Wednesday, October 31, 2007

A Non-Believer Defends Religion

Theodore Dalrymple, writing at City Journal ("What the New Atheists Don't See") smacks down Daniel Dennett, Richard Dawkins, Christopher Hitchens, Sam Harris, and their ilk. Dalrymple's case is made all the more convincing by his admission, in the second paragraph of the essay, that he is a non-believer.

Among Dalrymple's many excellent and well-aimed observations, this is my favorite:
The thinness of the new atheism is evident in its approach to our civilization, which until recently was religious to its core. To regret religion is, in fact, to regret our civilization and its monuments, its achievements, and its legacy. And in my own view, the absence of religious faith...can have a deleterious effect upon human character and personality.
I (an agnostic) have made that point, and others, in my various defenses of religion against the "new atheism" of Dennett, Dawkins, et al.:
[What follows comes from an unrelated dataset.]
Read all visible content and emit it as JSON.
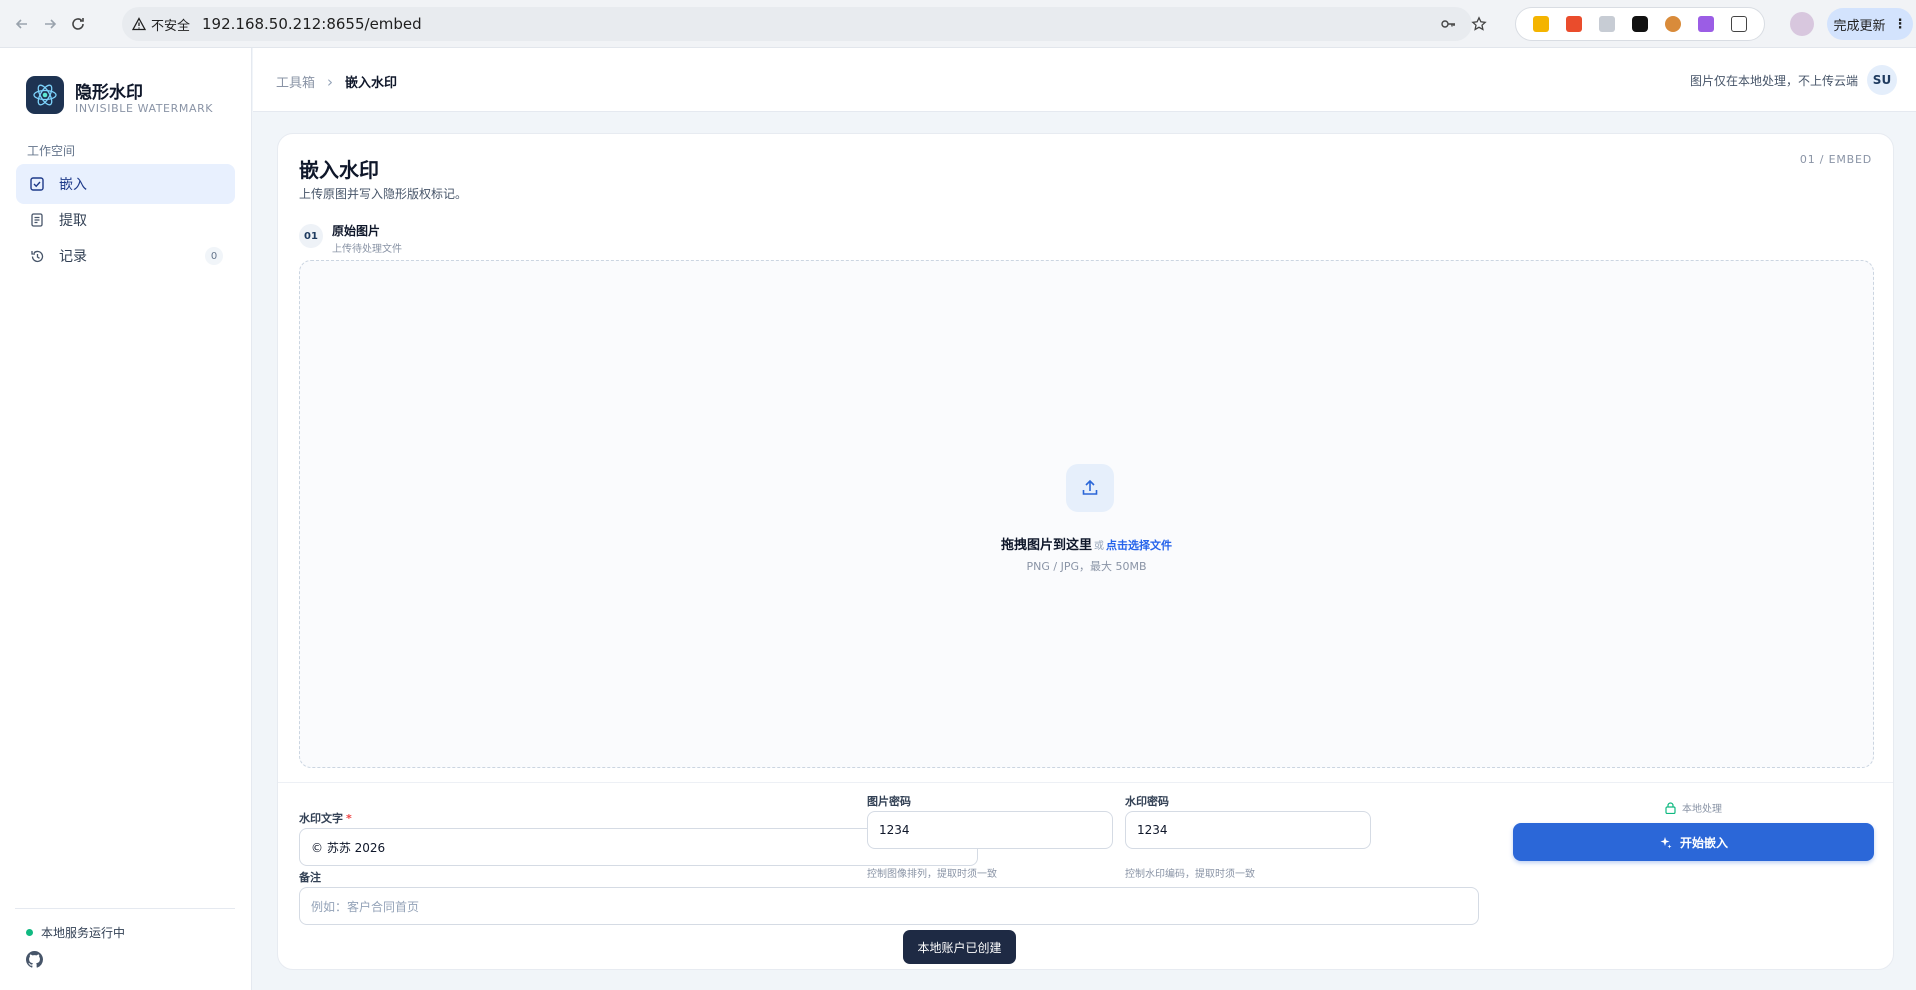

Going Too Far with the First Amendment
Atheism, Religion, and Science
The Limits of Science
Beware of Irrational Atheism
Religion and Personal Responsibility
Science, Evolution, Religion, and Liberty
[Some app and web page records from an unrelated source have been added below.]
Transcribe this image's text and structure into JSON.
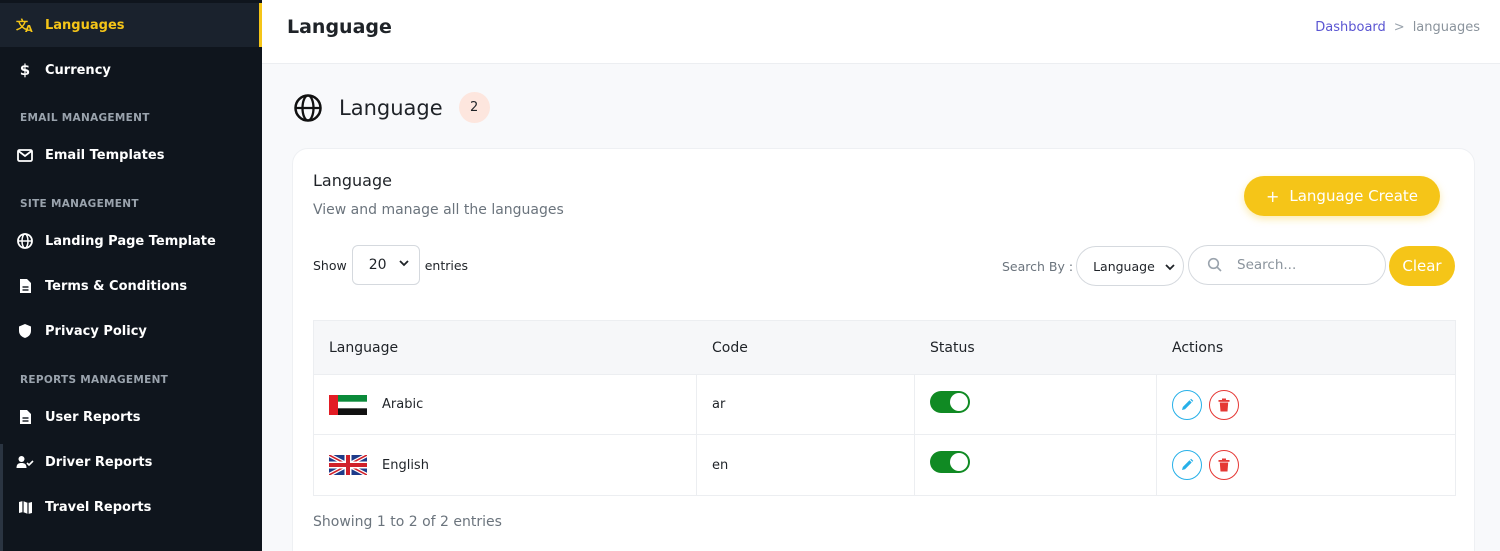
{
  "sidebar": {
    "items": [
      {
        "label": "Languages",
        "icon": "translate-icon",
        "active": true
      },
      {
        "label": "Currency",
        "icon": "dollar-icon"
      },
      {
        "label": "Email Templates",
        "icon": "mail-icon"
      },
      {
        "label": "Landing Page Template",
        "icon": "globe-icon"
      },
      {
        "label": "Terms & Conditions",
        "icon": "document-icon"
      },
      {
        "label": "Privacy Policy",
        "icon": "shield-icon"
      },
      {
        "label": "User Reports",
        "icon": "report-icon"
      },
      {
        "label": "Driver Reports",
        "icon": "user-check-icon"
      },
      {
        "label": "Travel Reports",
        "icon": "map-icon"
      }
    ],
    "sections": [
      "EMAIL MANAGEMENT",
      "SITE MANAGEMENT",
      "REPORTS MANAGEMENT"
    ]
  },
  "header": {
    "title": "Language",
    "breadcrumb": {
      "home": "Dashboard",
      "separator": ">",
      "current": "languages"
    }
  },
  "page": {
    "heading": "Language",
    "count": "2"
  },
  "card": {
    "title": "Language",
    "subtitle": "View and manage all the languages",
    "create_plus": "+",
    "create_label": "Language Create",
    "show_label": "Show",
    "entries_value": "20",
    "entries_label": "entries",
    "search_by_label": "Search By :",
    "search_by_value": "Language",
    "search_placeholder": "Search...",
    "clear_label": "Clear",
    "footer": "Showing 1 to 2 of 2 entries"
  },
  "table": {
    "columns": [
      "Language",
      "Code",
      "Status",
      "Actions"
    ],
    "rows": [
      {
        "language": "Arabic",
        "code": "ar",
        "flag": "uae-flag",
        "status": "active"
      },
      {
        "language": "English",
        "code": "en",
        "flag": "uk-flag",
        "status": "active"
      }
    ]
  },
  "colors": {
    "accent": "#f5c518",
    "sidebar_bg": "#0f151d",
    "toggle_on": "#108a23",
    "edit": "#27b0e8",
    "delete": "#e53935",
    "breadcrumb_link": "#5a55d2"
  }
}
Science, Logic, and God
Capitalism, Liberty, and Christianity
Debunking "Scientific Objectivity"
The Big Bang and Atheism
The Universe: Four Possibilities
Einstein, Science, and God
Atheism, Religion, and Science Redux
Religion as Beneficial Evolutionary Adaptation